Fortunately, the guys still let me join them when I can.
When I visited the workshop on a recent Chicken Day, I was dazzled, if a little jealous, to see how much the BCT class has evolved since 2016, when I enrolled in the fledgling construction program.
First of all, there is a SawStop. I can’t count on my hands — even though I miraculously still have all ten fingers — how many times I wished we’d had this genius tablesaw that knows the difference between wood and flesh.
Meanwhile, the projects in the workshop seems to be getting more sophisticated. My classmate Chef, who is still in the program, recently built a gorgeous Murphy bed. On Chicken Day, I also saw a beautiful storage cabinet that the construction guys were making for the cosmetology class down the hall. And one of the rookies had constructed a very handsome brick arch, in preparation for the masonry competition at the upcoming SkillsUSA in Chattanooga. We never did brick work of that caliber when I was in class.
Even Chicken Day has had an uptick since I graduated. When we arrived at the chicken restaurant, which is decorated with all manner of local bric-a-brac, from trucker caps to license plates, we spotted a mannequin wearing a TCATN T-shirt! We felt like minor celebs.
One thing has not changed in the BCT class: My classmates and instructor still abuse me for being too detail-oriented. They even introduced a new student to me by saying, “He’s the new Carrington. He asks way too many questions, too.”

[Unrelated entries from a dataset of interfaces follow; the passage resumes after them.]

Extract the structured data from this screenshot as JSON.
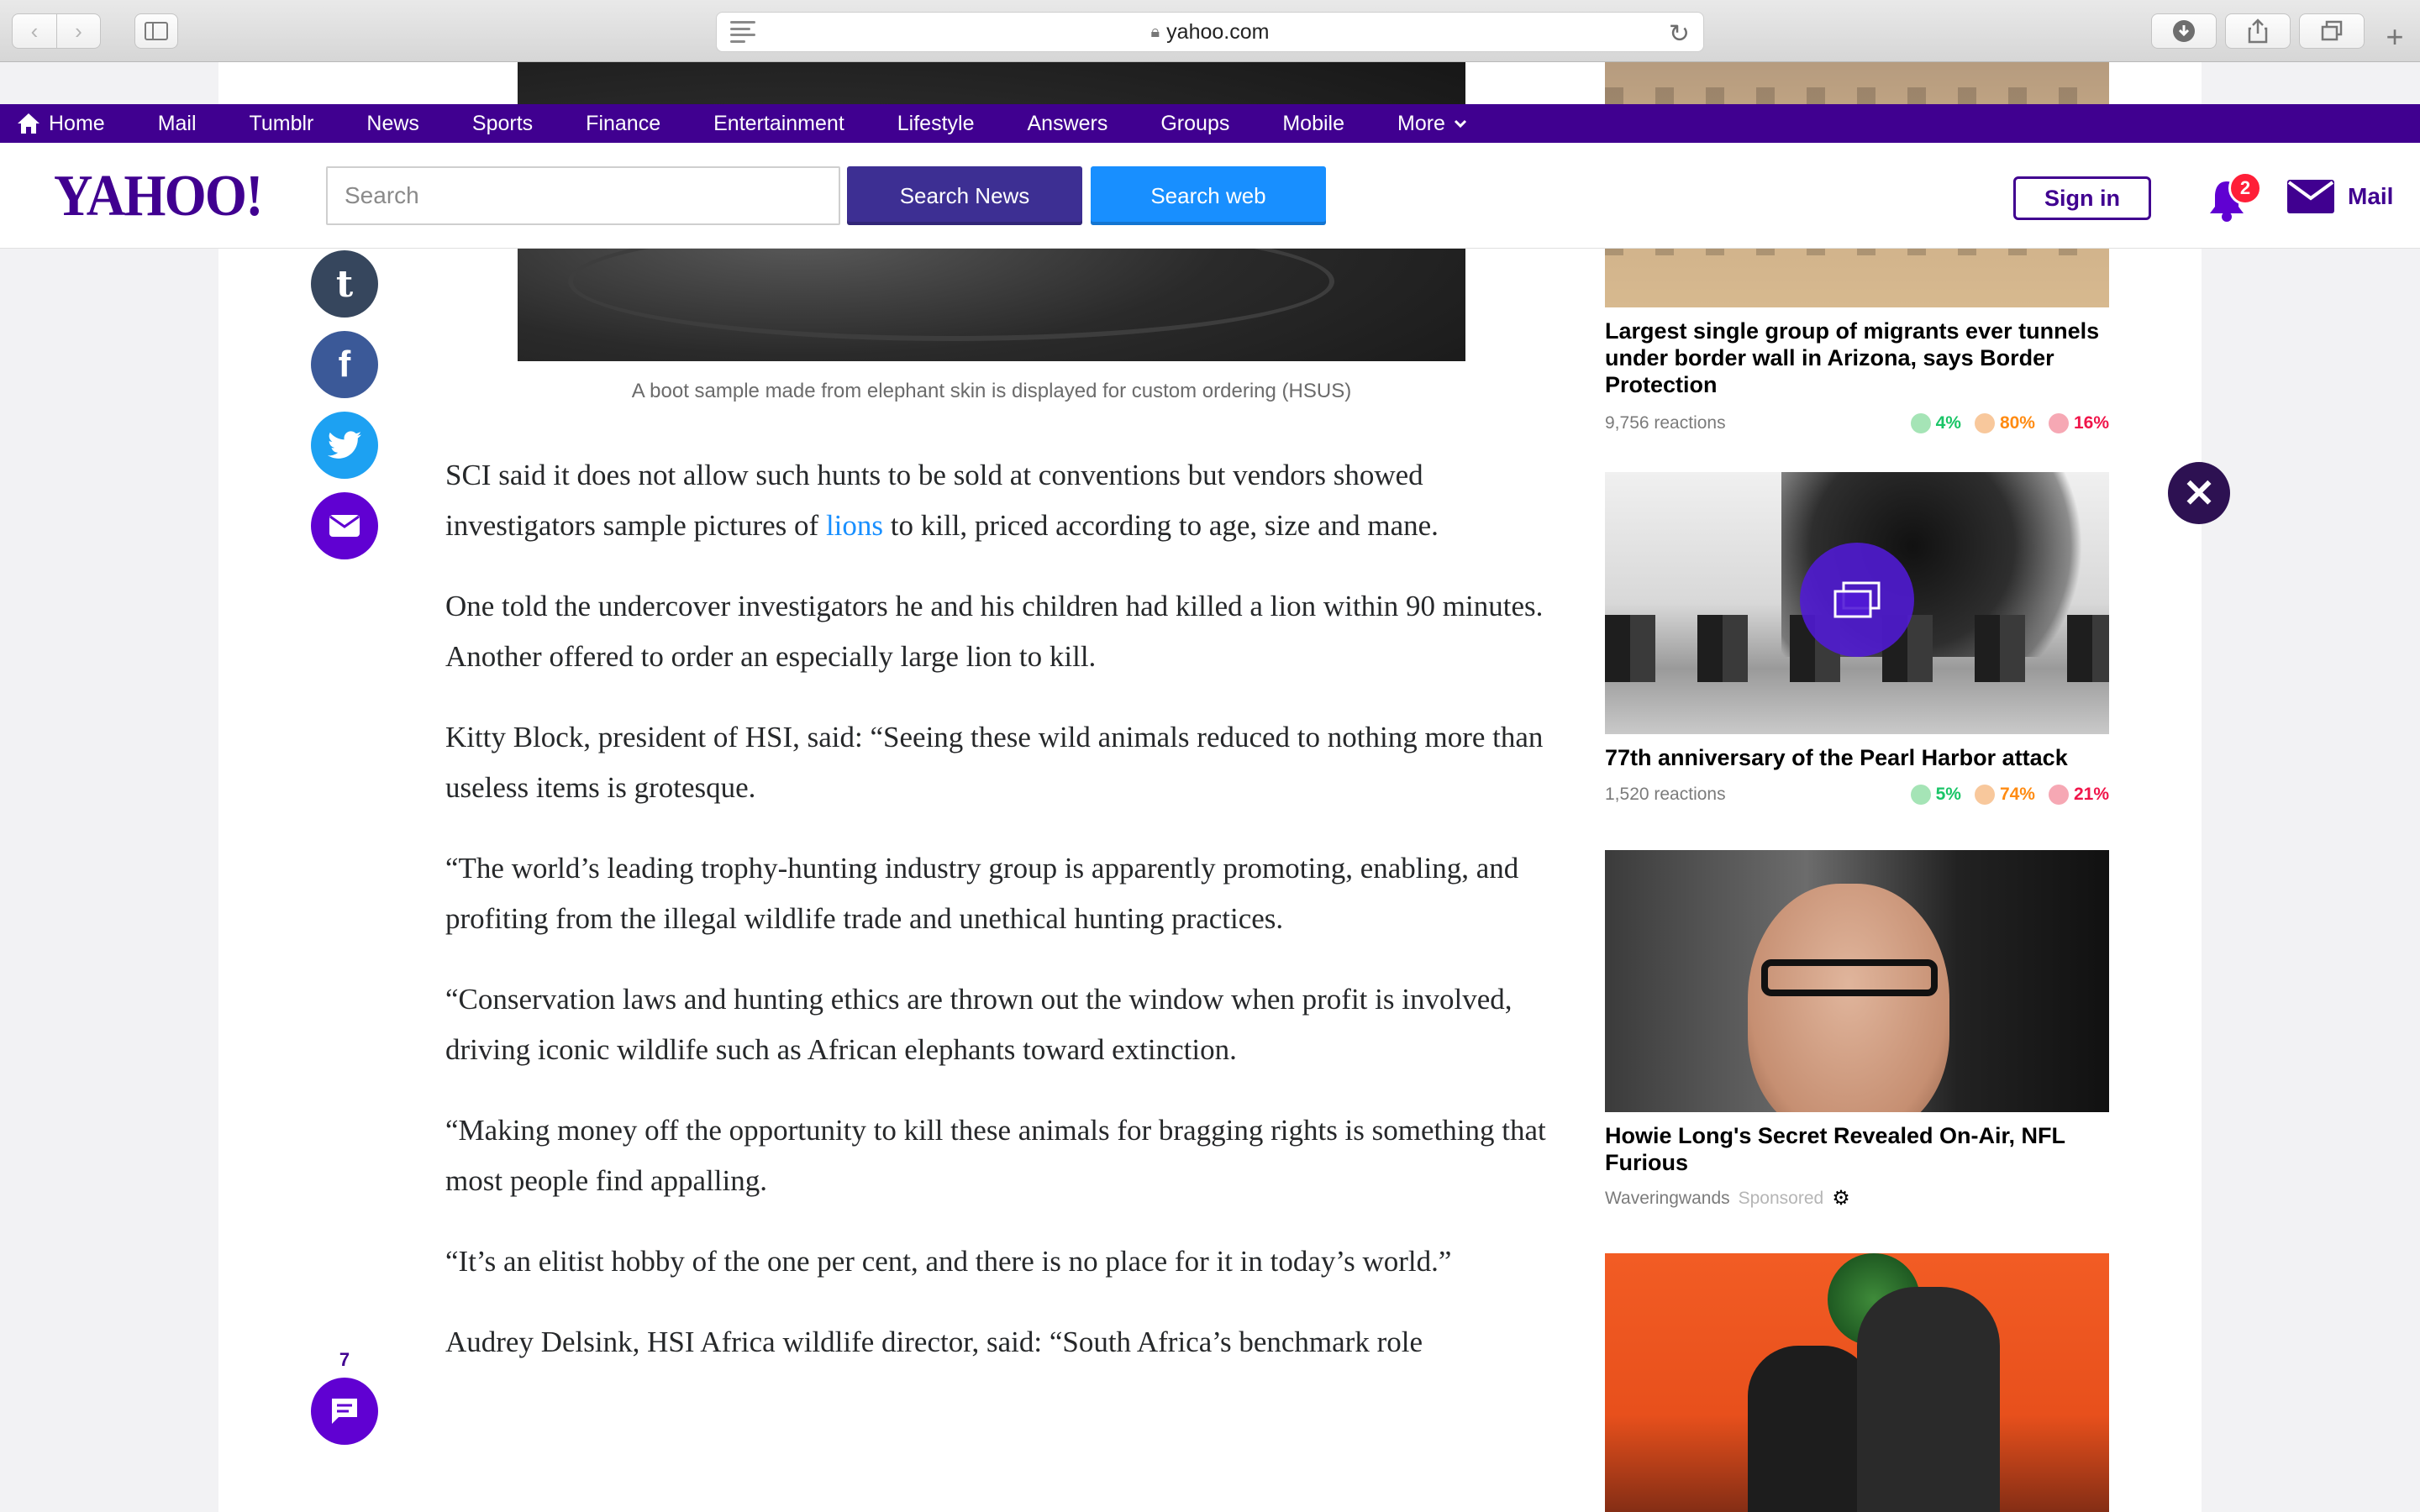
{
  "browser": {
    "url": "yahoo.com",
    "back_glyph": "‹",
    "forward_glyph": "›",
    "new_tab_glyph": "+"
  },
  "nav": {
    "items": [
      {
        "label": "Home"
      },
      {
        "label": "Mail"
      },
      {
        "label": "Tumblr"
      },
      {
        "label": "News"
      },
      {
        "label": "Sports"
      },
      {
        "label": "Finance"
      },
      {
        "label": "Entertainment"
      },
      {
        "label": "Lifestyle"
      },
      {
        "label": "Answers"
      },
      {
        "label": "Groups"
      },
      {
        "label": "Mobile"
      },
      {
        "label": "More"
      }
    ]
  },
  "header": {
    "logo_text": "YAHOO!",
    "search_placeholder": "Search",
    "search_news_label": "Search News",
    "search_web_label": "Search web",
    "signin_label": "Sign in",
    "notification_count": "2",
    "mail_label": "Mail"
  },
  "article": {
    "caption": "A boot sample made from elephant skin is displayed for custom ordering (HSUS)",
    "p1_before": "SCI said it does not allow such hunts to be sold at conventions but vendors showed investigators sample pictures of ",
    "p1_link": "lions",
    "p1_after": " to kill, priced according to age, size and mane.",
    "paragraphs": [
      "One told the undercover investigators he and his children had killed a lion within 90 minutes. Another offered to order an especially large lion to kill.",
      "Kitty Block, president of HSI, said: “Seeing these wild animals reduced to nothing more than useless items is grotesque.",
      "“The world’s leading trophy-hunting industry group is apparently promoting, enabling, and profiting from the illegal wildlife trade and unethical hunting practices.",
      "“Conservation laws and hunting ethics are thrown out the window when profit is involved, driving iconic wildlife such as African elephants toward extinction.",
      "“Making money off the opportunity to kill these animals for bragging rights is something that most people find appalling.",
      "“It’s an elitist hobby of the one per cent, and there is no place for it in today’s world.”",
      "Audrey Delsink, HSI Africa wildlife director, said: “South Africa’s benchmark role"
    ],
    "comment_count": "7"
  },
  "share": {
    "tumblr_glyph": "t",
    "facebook_glyph": "f"
  },
  "rail": {
    "story1": {
      "title": "Largest single group of migrants ever tunnels under border wall in Arizona, says Border Protection",
      "reactions_label": "9,756 reactions",
      "happy": "4%",
      "meh": "80%",
      "sad": "16%"
    },
    "story2": {
      "title": "77th anniversary of the Pearl Harbor attack",
      "reactions_label": "1,520 reactions",
      "happy": "5%",
      "meh": "74%",
      "sad": "21%"
    },
    "story3": {
      "title": "Howie Long's Secret Revealed On-Air, NFL Furious",
      "source": "Waveringwands",
      "sponsored": "Sponsored"
    }
  },
  "close_glyph": "✕",
  "colors": {
    "yahoo_purple": "#400090",
    "search_news_btn": "#3d2f93",
    "search_web_btn": "#188fff",
    "link_blue": "#188fff",
    "badge_red": "#ff1f38"
  }
}
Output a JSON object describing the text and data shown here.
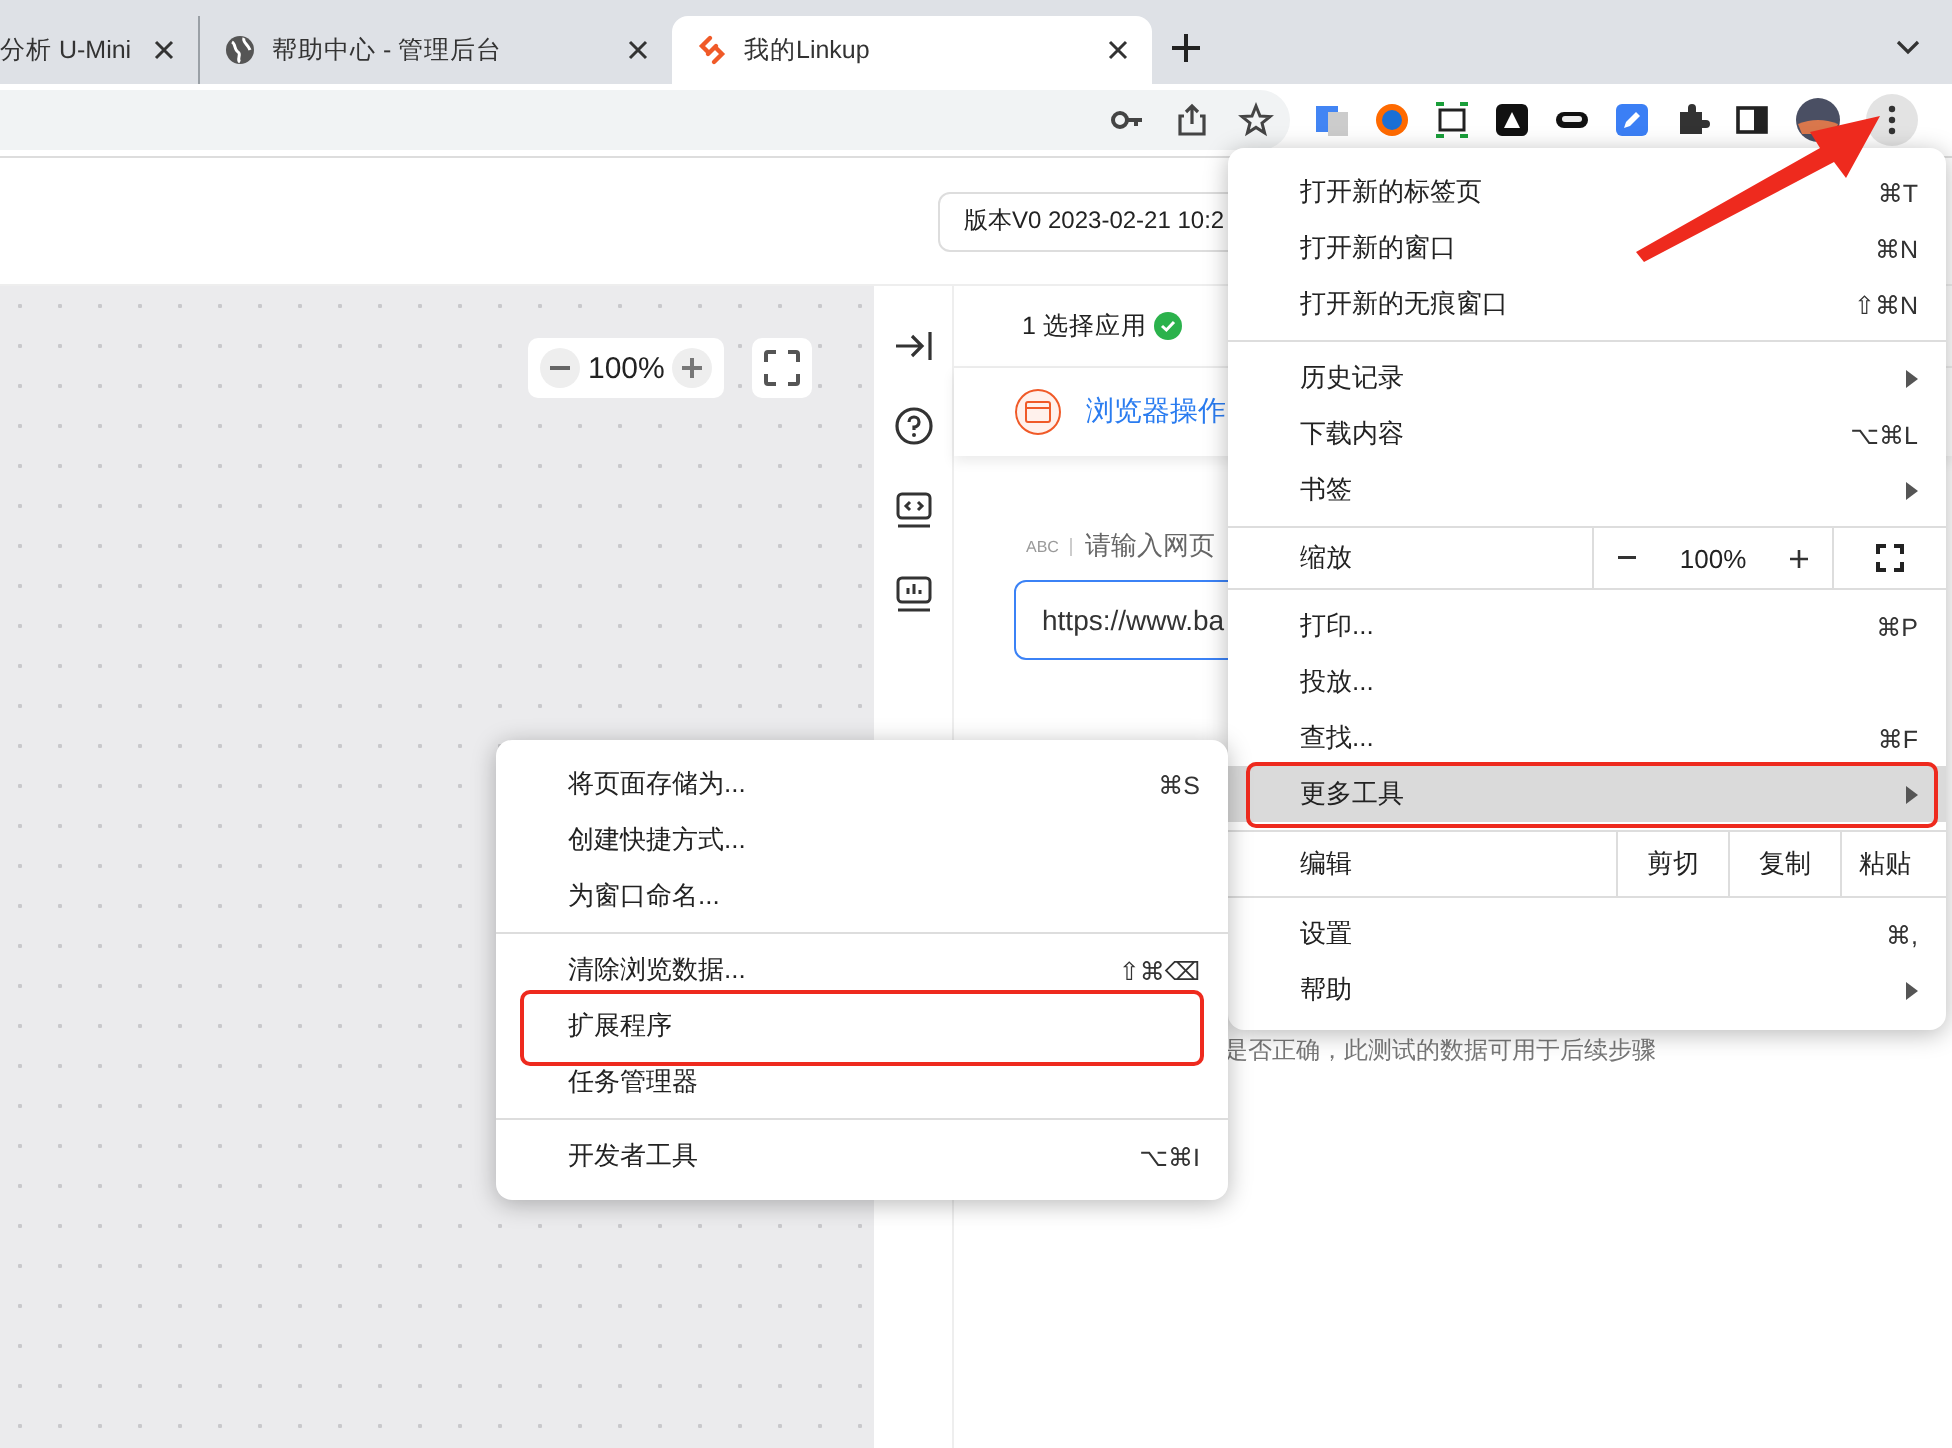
{
  "tabs": [
    {
      "title": "分析 U-Mini",
      "selected": false
    },
    {
      "title": "帮助中心 - 管理后台",
      "selected": false
    },
    {
      "title": "我的Linkup",
      "selected": true
    }
  ],
  "page": {
    "version": "版本V0 2023-02-21 10:2",
    "zoom": "100%",
    "steps": [
      {
        "label": "1 选择应用",
        "done": true
      }
    ],
    "card_title": "浏览器操作",
    "field_tag": "ABC",
    "field_label": "请输入网页",
    "url_value": "https://www.ba",
    "hint": "是否正确，此测试的数据可用于后续步骤"
  },
  "menu": {
    "sections": [
      [
        {
          "kind": "item",
          "label": "打开新的标签页",
          "shortcut": "⌘T",
          "selected": false,
          "annotated": false
        },
        {
          "kind": "item",
          "label": "打开新的窗口",
          "shortcut": "⌘N",
          "selected": false,
          "annotated": false
        },
        {
          "kind": "item",
          "label": "打开新的无痕窗口",
          "shortcut": "⇧⌘N",
          "selected": false,
          "annotated": false
        }
      ],
      [
        {
          "kind": "submenu",
          "label": "历史记录",
          "selected": false,
          "annotated": false
        },
        {
          "kind": "item",
          "label": "下载内容",
          "shortcut": "⌥⌘L",
          "selected": false,
          "annotated": false
        },
        {
          "kind": "submenu",
          "label": "书签",
          "selected": false,
          "annotated": false
        }
      ],
      [
        {
          "kind": "zoom",
          "label": "缩放",
          "value": "100%",
          "selected": false,
          "annotated": false
        }
      ],
      [
        {
          "kind": "item",
          "label": "打印...",
          "shortcut": "⌘P",
          "selected": false,
          "annotated": false
        },
        {
          "kind": "item",
          "label": "投放...",
          "selected": false,
          "annotated": false
        },
        {
          "kind": "item",
          "label": "查找...",
          "shortcut": "⌘F",
          "selected": false,
          "annotated": false
        },
        {
          "kind": "submenu",
          "label": "更多工具",
          "selected": true,
          "annotated": true
        }
      ],
      [
        {
          "kind": "edit",
          "label": "编辑",
          "actions": [
            "剪切",
            "复制",
            "粘贴"
          ],
          "selected": false,
          "annotated": false
        }
      ],
      [
        {
          "kind": "item",
          "label": "设置",
          "shortcut": "⌘,",
          "selected": false,
          "annotated": false
        },
        {
          "kind": "submenu",
          "label": "帮助",
          "selected": false,
          "annotated": false
        }
      ]
    ]
  },
  "submenu": {
    "sections": [
      [
        {
          "kind": "item",
          "label": "将页面存储为...",
          "shortcut": "⌘S",
          "selected": false,
          "annotated": false
        },
        {
          "kind": "item",
          "label": "创建快捷方式...",
          "selected": false,
          "annotated": false
        },
        {
          "kind": "item",
          "label": "为窗口命名...",
          "selected": false,
          "annotated": false
        }
      ],
      [
        {
          "kind": "item",
          "label": "清除浏览数据...",
          "shortcut": "⇧⌘⌫",
          "selected": false,
          "annotated": false
        },
        {
          "kind": "item",
          "label": "扩展程序",
          "selected": false,
          "annotated": true
        },
        {
          "kind": "item",
          "label": "任务管理器",
          "selected": false,
          "annotated": false
        }
      ],
      [
        {
          "kind": "item",
          "label": "开发者工具",
          "shortcut": "⌥⌘I",
          "selected": false,
          "annotated": false
        }
      ]
    ]
  }
}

But as far as I can tell, everybody seems to like the inquisitive new guy just fine. After all, they invited him to Chicken Day. So, I took the comparison as a compliment.